[EXERCISE INSTRUCTIONS] The records below are to be copied exactly, with every picture left out.

[PROVIDED MATERIAL — start]

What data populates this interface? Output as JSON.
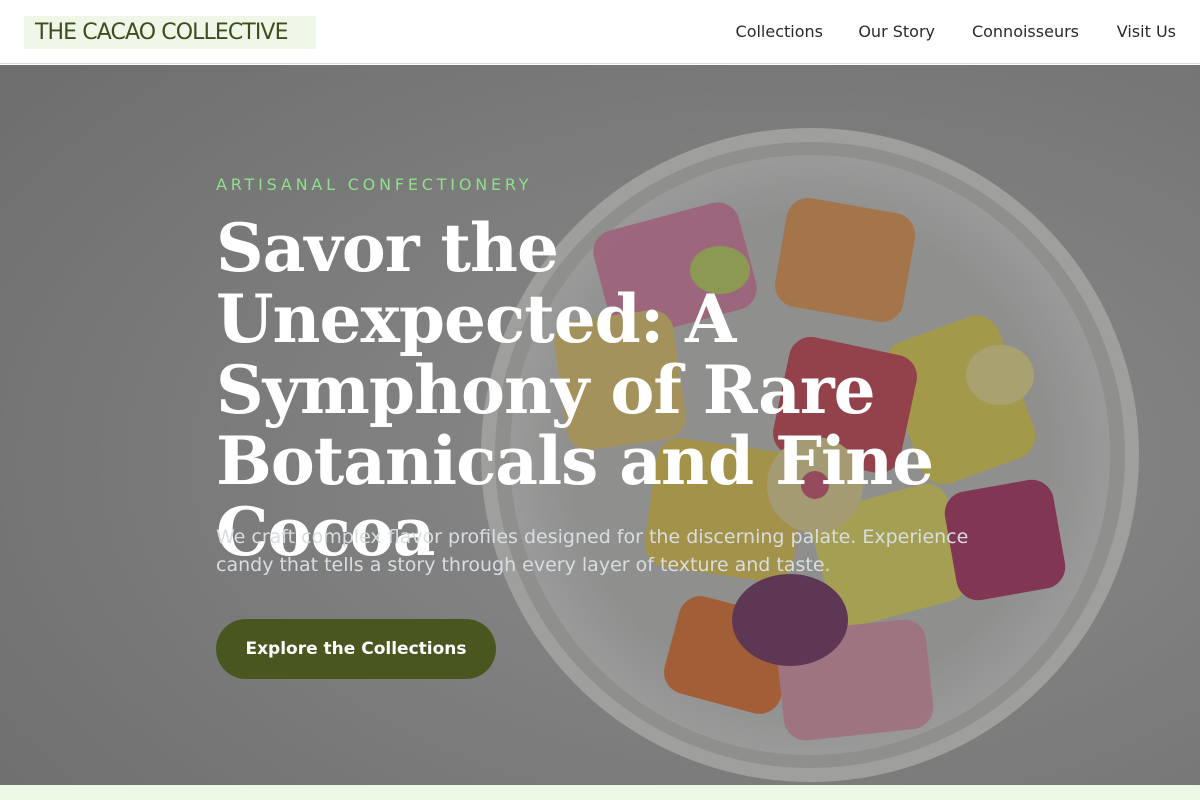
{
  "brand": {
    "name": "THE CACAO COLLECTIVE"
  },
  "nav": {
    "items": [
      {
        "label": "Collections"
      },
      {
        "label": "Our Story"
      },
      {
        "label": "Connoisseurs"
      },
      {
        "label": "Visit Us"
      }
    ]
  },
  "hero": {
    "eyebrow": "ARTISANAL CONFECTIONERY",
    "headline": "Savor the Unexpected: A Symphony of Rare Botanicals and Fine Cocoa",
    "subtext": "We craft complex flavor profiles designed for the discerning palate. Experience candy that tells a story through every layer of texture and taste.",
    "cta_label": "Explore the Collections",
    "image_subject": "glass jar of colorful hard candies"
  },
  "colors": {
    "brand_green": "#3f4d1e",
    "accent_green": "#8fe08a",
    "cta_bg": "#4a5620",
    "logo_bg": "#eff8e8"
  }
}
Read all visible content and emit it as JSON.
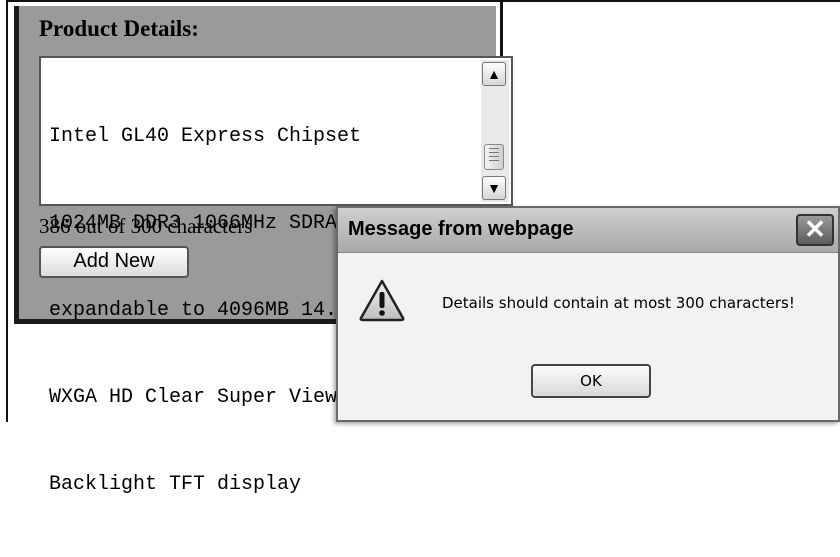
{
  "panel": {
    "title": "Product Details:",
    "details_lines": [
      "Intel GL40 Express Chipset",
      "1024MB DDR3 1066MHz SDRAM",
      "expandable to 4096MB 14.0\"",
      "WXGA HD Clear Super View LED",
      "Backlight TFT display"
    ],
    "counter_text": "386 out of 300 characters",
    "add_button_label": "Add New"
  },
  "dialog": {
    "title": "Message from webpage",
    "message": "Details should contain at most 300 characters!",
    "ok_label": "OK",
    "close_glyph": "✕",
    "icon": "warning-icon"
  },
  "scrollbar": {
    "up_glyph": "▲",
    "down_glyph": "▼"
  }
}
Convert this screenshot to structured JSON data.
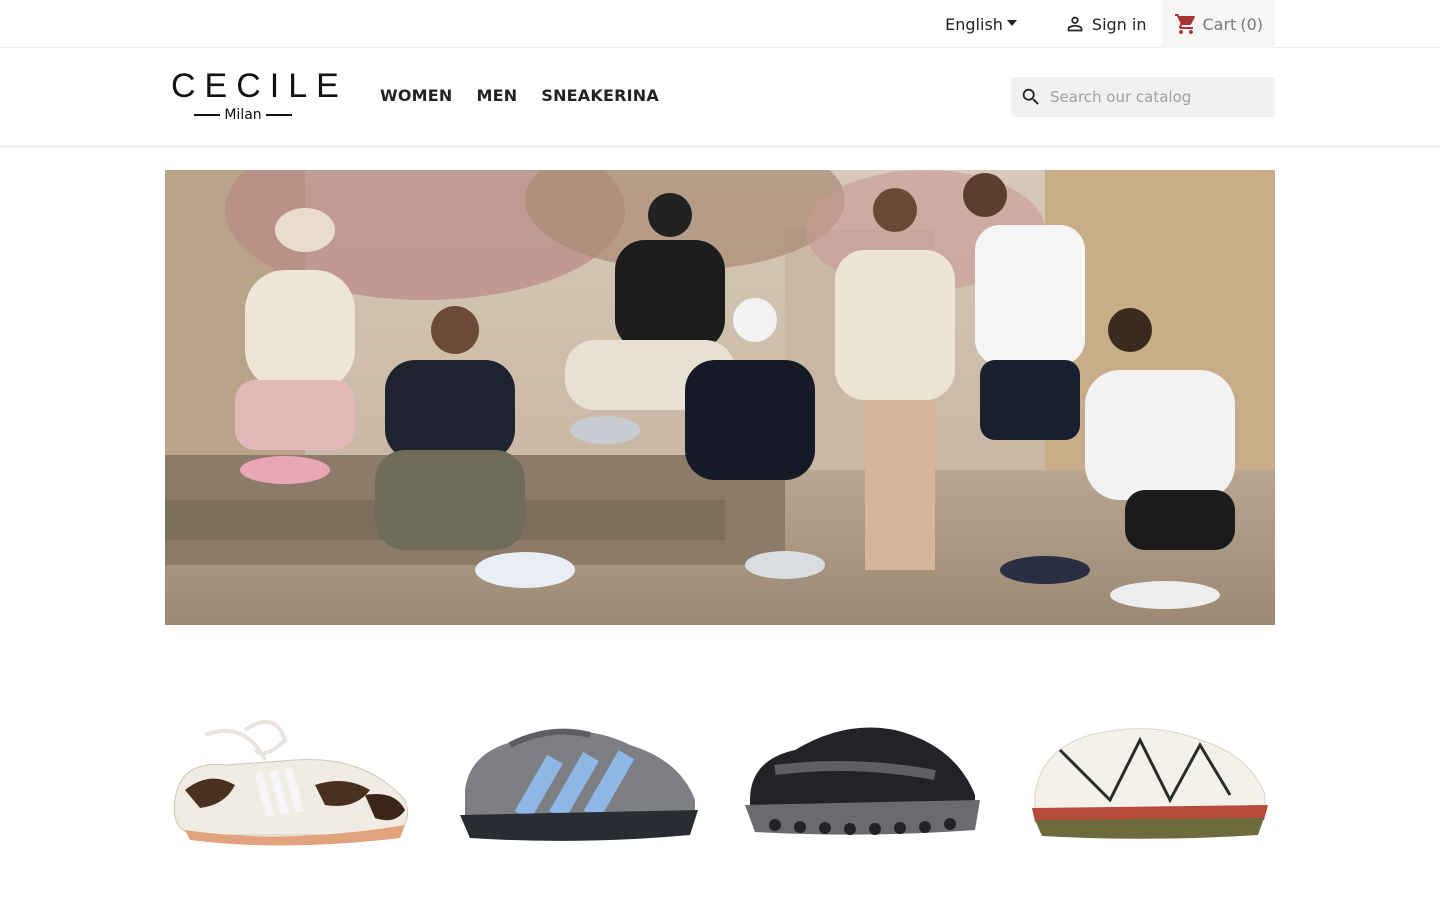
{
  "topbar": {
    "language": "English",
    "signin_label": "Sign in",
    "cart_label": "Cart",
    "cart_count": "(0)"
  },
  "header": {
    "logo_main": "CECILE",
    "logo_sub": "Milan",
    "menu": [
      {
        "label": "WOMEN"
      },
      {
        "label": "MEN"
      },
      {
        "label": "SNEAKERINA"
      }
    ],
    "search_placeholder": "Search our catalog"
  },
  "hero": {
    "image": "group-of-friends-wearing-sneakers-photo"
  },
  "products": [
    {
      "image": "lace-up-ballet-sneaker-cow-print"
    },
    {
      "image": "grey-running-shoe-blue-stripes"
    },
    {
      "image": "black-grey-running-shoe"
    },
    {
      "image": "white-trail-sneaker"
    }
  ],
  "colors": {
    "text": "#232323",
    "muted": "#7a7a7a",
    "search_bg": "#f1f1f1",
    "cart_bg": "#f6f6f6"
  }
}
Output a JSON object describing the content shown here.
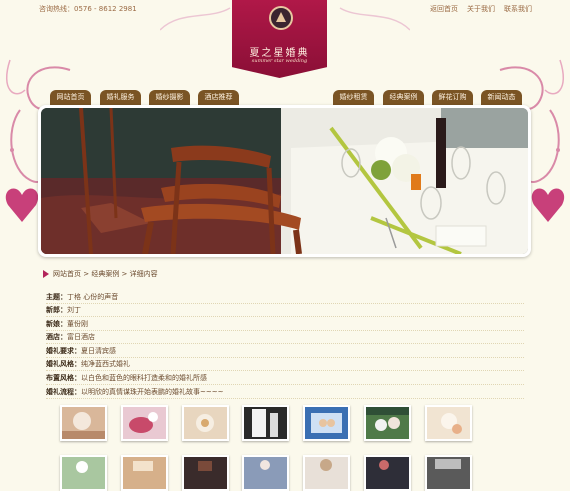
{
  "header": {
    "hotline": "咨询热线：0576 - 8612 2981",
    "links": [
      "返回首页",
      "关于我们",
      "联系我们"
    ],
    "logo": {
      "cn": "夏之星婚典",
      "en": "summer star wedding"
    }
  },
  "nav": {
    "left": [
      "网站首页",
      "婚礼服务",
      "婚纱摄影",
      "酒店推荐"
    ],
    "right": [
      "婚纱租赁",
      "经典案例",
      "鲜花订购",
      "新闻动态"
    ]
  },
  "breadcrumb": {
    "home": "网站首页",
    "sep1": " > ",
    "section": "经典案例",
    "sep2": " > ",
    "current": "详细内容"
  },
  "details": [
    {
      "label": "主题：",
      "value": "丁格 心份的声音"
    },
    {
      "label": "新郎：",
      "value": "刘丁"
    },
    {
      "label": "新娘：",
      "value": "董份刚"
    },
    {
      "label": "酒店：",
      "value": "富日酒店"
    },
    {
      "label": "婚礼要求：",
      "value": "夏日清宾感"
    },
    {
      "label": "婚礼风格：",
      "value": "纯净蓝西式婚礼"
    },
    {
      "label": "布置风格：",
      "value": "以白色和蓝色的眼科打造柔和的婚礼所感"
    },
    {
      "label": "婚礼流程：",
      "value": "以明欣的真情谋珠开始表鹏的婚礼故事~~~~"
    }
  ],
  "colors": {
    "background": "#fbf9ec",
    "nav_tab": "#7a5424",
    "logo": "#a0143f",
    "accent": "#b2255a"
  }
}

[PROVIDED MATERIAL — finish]

[OUTPUT FOR THIS EXERCISE]
What data populates this interface? Output as JSON.
{
  "brand": {
    "name": "THE CACAO COLLECTIVE"
  },
  "nav": {
    "items": [
      {
        "label": "Collections"
      },
      {
        "label": "Our Story"
      },
      {
        "label": "Connoisseurs"
      },
      {
        "label": "Visit Us"
      }
    ]
  },
  "hero": {
    "eyebrow": "ARTISANAL CONFECTIONERY",
    "headline": "Savor the Unexpected: A Symphony of Rare Botanicals and Fine Cocoa",
    "subtext": "We craft complex flavor profiles designed for the discerning palate. Experience candy that tells a story through every layer of texture and taste.",
    "cta_label": "Explore the Collections",
    "image_subject": "glass jar of colorful hard candies"
  },
  "colors": {
    "brand_green": "#3f4d1e",
    "accent_green": "#8fe08a",
    "cta_bg": "#4a5620",
    "logo_bg": "#eff8e8"
  }
}
Read all visible content and emit it as JSON.
{
  "panel": {
    "title": "Product Details:",
    "details_lines": [
      "Intel GL40 Express Chipset",
      "1024MB DDR3 1066MHz SDRAM",
      "expandable to 4096MB 14.0\"",
      "WXGA HD Clear Super View LED",
      "Backlight TFT display"
    ],
    "counter_text": "386 out of 300 characters",
    "add_button_label": "Add New"
  },
  "dialog": {
    "title": "Message from webpage",
    "message": "Details should contain at most 300 characters!",
    "ok_label": "OK",
    "close_glyph": "✕",
    "icon": "warning-icon"
  },
  "scrollbar": {
    "up_glyph": "▲",
    "down_glyph": "▼"
  }
}
Convert this screenshot to structured JSON data.
{
  "topbar": {
    "language": "English",
    "signin_label": "Sign in",
    "cart_label": "Cart",
    "cart_count": "(0)"
  },
  "header": {
    "logo_main": "CECILE",
    "logo_sub": "Milan",
    "menu": [
      {
        "label": "WOMEN"
      },
      {
        "label": "MEN"
      },
      {
        "label": "SNEAKERINA"
      }
    ],
    "search_placeholder": "Search our catalog"
  },
  "hero": {
    "image": "group-of-friends-wearing-sneakers-photo"
  },
  "products": [
    {
      "image": "lace-up-ballet-sneaker-cow-print"
    },
    {
      "image": "grey-running-shoe-blue-stripes"
    },
    {
      "image": "black-grey-running-shoe"
    },
    {
      "image": "white-trail-sneaker"
    }
  ],
  "colors": {
    "text": "#232323",
    "muted": "#7a7a7a",
    "search_bg": "#f1f1f1",
    "cart_bg": "#f6f6f6"
  }
}
Output a JSON object describing the content shown here.
{
  "header": {
    "hotline": "咨询热线：0576 - 8612 2981",
    "links": [
      "返回首页",
      "关于我们",
      "联系我们"
    ],
    "logo": {
      "cn": "夏之星婚典",
      "en": "summer star wedding"
    }
  },
  "nav": {
    "left": [
      "网站首页",
      "婚礼服务",
      "婚纱摄影",
      "酒店推荐"
    ],
    "right": [
      "婚纱租赁",
      "经典案例",
      "鲜花订购",
      "新闻动态"
    ]
  },
  "breadcrumb": {
    "home": "网站首页",
    "sep1": " > ",
    "section": "经典案例",
    "sep2": " > ",
    "current": "详细内容"
  },
  "details": [
    {
      "label": "主题：",
      "value": "丁格 心份的声音"
    },
    {
      "label": "新郎：",
      "value": "刘丁"
    },
    {
      "label": "新娘：",
      "value": "董份刚"
    },
    {
      "label": "酒店：",
      "value": "富日酒店"
    },
    {
      "label": "婚礼要求：",
      "value": "夏日清宾感"
    },
    {
      "label": "婚礼风格：",
      "value": "纯净蓝西式婚礼"
    },
    {
      "label": "布置风格：",
      "value": "以白色和蓝色的眼科打造柔和的婚礼所感"
    },
    {
      "label": "婚礼流程：",
      "value": "以明欣的真情谋珠开始表鹏的婚礼故事~~~~"
    }
  ],
  "colors": {
    "background": "#fbf9ec",
    "nav_tab": "#7a5424",
    "logo": "#a0143f",
    "accent": "#b2255a"
  }
}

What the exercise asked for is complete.